A small item in the local Cape Times newspaper took me back to reading an update about Tariq Ba Odah, a 36- or 37-year-old citizen of Yemen. As of this week he has been held at Guantánamo Bay prison for 13 years six months. Today Tariq Ba Odah is skeletal, 75 pounds, and medical experts fear for his life.
As reported by the New York Times, over four years ago, in January 2010, the Guantánamo Review Task Force recommended Tariq Ba Odah for transfer to Yemen provided that certain security conditions were met.
Two years ago, actress Mia Farrow recorded a letter written by Tariq Ba Odah from Guantánamo Bay to his CCR attorney. “My eleven years of time spent in solitary confinement is trying to kill the eleven years of childhood I spent in . . . Saudi Arabia. Now I live on just the imagination of my childhood.” You can view and listen to the recording here.
You will not want to listen if you do not wish to hear about methods of torture and humiliation practiced under the authority of the US government at Guantanamo.
No case was ever made against Tariq Ba Odah, and his right to repatriation has long since been affirmed. Now he is utterly harmless, perhaps beyond recovery. Yet listening to his letter, this is a man who lives by his faith in Allah, is peaceful, harbours no will for retribution, and longs to see his family and country of his upbringing.
From a distance the picture looks like a priest praying in a chapel with a nun descending the stair on the left. I am taken aback as I ponder the figure in white, now illumined through the unyielding mesh of a cage. It is a strange trick of the Image, and yet it strikes me forcibly as not too far from the real message and spirit of Tariq Ba Odah.
If ever there was one of whom we could say “‘Hope Sings,” here is such a man.
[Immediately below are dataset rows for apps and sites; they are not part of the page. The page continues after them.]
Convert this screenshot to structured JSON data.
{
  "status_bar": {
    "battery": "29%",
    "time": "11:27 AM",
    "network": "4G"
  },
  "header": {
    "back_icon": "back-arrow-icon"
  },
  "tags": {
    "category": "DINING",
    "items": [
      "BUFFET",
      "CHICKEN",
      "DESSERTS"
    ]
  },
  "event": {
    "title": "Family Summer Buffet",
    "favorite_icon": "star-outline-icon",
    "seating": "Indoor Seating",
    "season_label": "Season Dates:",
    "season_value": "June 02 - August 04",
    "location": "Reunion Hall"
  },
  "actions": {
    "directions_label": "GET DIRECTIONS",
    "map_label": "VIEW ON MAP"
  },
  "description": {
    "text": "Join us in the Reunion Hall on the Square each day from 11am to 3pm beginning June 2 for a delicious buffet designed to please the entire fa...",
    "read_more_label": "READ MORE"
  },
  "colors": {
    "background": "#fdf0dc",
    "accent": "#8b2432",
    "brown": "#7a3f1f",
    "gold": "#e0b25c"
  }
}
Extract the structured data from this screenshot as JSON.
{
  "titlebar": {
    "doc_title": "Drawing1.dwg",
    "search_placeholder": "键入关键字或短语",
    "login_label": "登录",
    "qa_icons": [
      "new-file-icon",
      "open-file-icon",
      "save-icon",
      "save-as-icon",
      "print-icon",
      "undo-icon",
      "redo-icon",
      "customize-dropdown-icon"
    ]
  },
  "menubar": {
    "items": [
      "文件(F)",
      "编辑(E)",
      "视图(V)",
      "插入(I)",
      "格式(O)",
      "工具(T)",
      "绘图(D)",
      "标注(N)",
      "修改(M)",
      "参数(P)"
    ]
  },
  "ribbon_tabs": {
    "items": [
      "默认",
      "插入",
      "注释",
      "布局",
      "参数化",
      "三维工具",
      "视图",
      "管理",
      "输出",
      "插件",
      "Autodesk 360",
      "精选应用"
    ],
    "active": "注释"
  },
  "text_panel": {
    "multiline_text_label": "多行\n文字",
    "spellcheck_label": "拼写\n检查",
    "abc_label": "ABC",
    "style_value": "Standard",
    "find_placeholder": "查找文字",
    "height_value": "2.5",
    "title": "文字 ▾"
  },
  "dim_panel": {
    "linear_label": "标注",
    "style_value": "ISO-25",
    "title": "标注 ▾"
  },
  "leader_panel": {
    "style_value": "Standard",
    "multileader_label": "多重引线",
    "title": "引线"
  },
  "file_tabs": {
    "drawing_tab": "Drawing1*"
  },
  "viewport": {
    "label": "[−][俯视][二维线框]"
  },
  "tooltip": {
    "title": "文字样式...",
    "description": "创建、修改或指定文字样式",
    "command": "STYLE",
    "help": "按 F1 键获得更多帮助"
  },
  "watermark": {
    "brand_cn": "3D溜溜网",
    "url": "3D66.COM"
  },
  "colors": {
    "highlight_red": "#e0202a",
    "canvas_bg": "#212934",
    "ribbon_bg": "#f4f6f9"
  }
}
As his letter professes, Tariq Ba Odah has made choices for true life, the life of the spirit, even while languishing near death in Guantánamo.